Interface dataset entries
★ ★ ★ ★

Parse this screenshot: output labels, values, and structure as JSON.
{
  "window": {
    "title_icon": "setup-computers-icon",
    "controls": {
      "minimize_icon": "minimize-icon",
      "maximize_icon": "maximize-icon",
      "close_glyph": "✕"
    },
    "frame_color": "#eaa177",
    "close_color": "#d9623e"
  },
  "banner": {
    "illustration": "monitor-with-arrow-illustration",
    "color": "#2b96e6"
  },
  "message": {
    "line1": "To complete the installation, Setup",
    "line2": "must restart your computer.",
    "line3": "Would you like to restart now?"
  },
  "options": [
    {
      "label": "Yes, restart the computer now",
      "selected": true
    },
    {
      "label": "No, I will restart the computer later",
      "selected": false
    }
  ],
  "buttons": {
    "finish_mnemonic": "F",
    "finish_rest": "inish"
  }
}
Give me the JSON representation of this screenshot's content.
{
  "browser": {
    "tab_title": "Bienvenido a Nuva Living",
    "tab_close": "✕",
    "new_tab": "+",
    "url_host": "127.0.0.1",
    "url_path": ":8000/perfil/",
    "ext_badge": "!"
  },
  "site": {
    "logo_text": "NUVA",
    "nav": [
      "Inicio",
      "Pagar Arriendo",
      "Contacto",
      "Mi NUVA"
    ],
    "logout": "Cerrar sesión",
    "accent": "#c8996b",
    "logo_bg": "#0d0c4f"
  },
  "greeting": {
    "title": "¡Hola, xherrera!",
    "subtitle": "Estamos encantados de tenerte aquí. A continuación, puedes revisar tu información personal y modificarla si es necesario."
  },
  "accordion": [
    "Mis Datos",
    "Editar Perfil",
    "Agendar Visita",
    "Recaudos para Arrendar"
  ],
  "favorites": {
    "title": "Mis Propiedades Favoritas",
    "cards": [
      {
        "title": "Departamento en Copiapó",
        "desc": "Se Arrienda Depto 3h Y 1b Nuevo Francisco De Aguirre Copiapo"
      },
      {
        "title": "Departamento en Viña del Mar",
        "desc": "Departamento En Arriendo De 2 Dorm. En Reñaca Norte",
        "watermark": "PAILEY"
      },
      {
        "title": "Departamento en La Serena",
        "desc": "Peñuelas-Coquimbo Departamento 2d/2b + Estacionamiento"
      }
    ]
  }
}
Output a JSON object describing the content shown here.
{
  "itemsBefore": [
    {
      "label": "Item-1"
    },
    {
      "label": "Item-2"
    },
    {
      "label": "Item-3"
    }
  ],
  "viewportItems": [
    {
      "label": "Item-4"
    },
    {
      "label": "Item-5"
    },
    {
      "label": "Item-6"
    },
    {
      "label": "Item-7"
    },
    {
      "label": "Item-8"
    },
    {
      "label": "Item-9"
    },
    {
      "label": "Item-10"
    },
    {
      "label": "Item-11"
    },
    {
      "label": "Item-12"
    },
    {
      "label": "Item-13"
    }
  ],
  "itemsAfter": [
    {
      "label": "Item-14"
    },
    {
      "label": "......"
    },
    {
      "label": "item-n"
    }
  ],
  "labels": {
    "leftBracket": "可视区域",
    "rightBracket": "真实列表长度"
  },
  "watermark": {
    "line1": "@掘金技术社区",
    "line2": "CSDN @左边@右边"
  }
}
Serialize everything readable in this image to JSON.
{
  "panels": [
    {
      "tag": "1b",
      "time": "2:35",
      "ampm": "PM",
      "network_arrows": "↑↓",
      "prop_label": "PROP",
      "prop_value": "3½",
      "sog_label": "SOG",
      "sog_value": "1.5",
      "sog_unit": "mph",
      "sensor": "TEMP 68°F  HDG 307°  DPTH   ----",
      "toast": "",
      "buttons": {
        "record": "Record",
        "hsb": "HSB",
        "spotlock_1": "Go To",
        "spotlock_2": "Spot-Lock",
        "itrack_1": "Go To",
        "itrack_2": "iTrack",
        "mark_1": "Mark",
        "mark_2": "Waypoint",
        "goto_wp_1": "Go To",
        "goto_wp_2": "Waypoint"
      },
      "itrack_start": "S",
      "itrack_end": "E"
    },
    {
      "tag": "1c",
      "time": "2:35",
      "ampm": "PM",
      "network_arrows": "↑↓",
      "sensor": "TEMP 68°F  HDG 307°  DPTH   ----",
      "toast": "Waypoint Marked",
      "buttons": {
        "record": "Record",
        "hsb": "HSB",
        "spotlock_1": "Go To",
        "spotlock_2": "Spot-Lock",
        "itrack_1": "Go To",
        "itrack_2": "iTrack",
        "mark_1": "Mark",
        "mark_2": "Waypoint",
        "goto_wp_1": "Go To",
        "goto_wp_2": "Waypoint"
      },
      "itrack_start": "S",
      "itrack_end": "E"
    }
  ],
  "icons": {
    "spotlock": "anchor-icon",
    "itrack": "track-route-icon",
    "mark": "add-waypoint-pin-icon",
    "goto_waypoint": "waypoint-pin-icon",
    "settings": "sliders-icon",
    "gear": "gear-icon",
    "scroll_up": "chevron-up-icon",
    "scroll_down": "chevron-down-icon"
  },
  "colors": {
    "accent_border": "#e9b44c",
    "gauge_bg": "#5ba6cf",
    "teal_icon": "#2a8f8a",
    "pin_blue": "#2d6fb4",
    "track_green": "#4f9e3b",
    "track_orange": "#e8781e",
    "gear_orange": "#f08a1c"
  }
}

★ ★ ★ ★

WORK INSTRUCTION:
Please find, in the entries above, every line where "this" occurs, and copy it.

ANSWER SECTION:
Parse this screenshot: output labels, values, and structure as JSON.
Give me the JSON representation of this screenshot's content.
Serialize everything readable in this image to JSON.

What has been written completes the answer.